━━━━━ Recorded information ━━━━━
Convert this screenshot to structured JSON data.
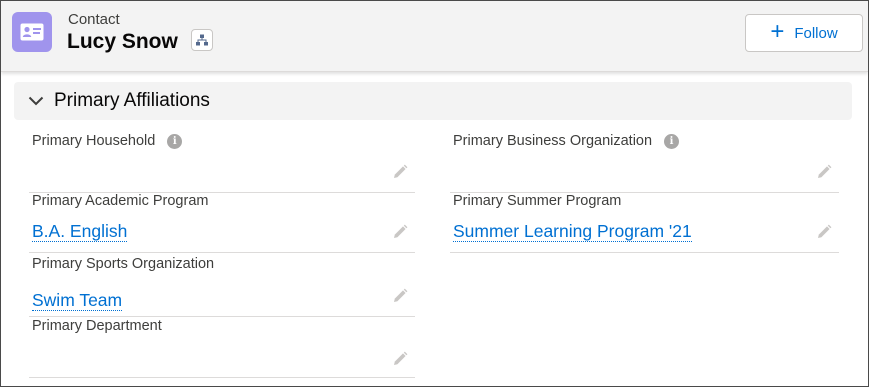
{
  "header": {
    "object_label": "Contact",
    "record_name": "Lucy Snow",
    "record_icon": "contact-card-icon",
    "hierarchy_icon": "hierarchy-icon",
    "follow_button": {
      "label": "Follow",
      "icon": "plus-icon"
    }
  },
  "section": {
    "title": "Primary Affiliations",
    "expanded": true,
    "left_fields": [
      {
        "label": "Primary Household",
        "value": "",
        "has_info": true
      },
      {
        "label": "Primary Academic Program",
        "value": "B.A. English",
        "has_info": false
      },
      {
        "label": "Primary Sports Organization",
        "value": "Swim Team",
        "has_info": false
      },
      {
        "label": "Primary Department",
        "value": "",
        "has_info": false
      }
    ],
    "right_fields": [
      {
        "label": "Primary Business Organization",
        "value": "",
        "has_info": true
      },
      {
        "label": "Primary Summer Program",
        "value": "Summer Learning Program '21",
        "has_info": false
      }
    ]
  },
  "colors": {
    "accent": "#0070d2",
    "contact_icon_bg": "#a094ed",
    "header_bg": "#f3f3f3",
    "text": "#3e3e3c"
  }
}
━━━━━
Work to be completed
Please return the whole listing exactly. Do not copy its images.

Finished task
Convert this screenshot to structured JSON data.
{
  "header": {
    "object_label": "Contact",
    "record_name": "Lucy Snow",
    "record_icon": "contact-card-icon",
    "hierarchy_icon": "hierarchy-icon",
    "follow_button": {
      "label": "Follow",
      "icon": "plus-icon"
    }
  },
  "section": {
    "title": "Primary Affiliations",
    "expanded": true,
    "left_fields": [
      {
        "label": "Primary Household",
        "value": "",
        "has_info": true
      },
      {
        "label": "Primary Academic Program",
        "value": "B.A. English",
        "has_info": false
      },
      {
        "label": "Primary Sports Organization",
        "value": "Swim Team",
        "has_info": false
      },
      {
        "label": "Primary Department",
        "value": "",
        "has_info": false
      }
    ],
    "right_fields": [
      {
        "label": "Primary Business Organization",
        "value": "",
        "has_info": true
      },
      {
        "label": "Primary Summer Program",
        "value": "Summer Learning Program '21",
        "has_info": false
      }
    ]
  },
  "colors": {
    "accent": "#0070d2",
    "contact_icon_bg": "#a094ed",
    "header_bg": "#f3f3f3",
    "text": "#3e3e3c"
  }
}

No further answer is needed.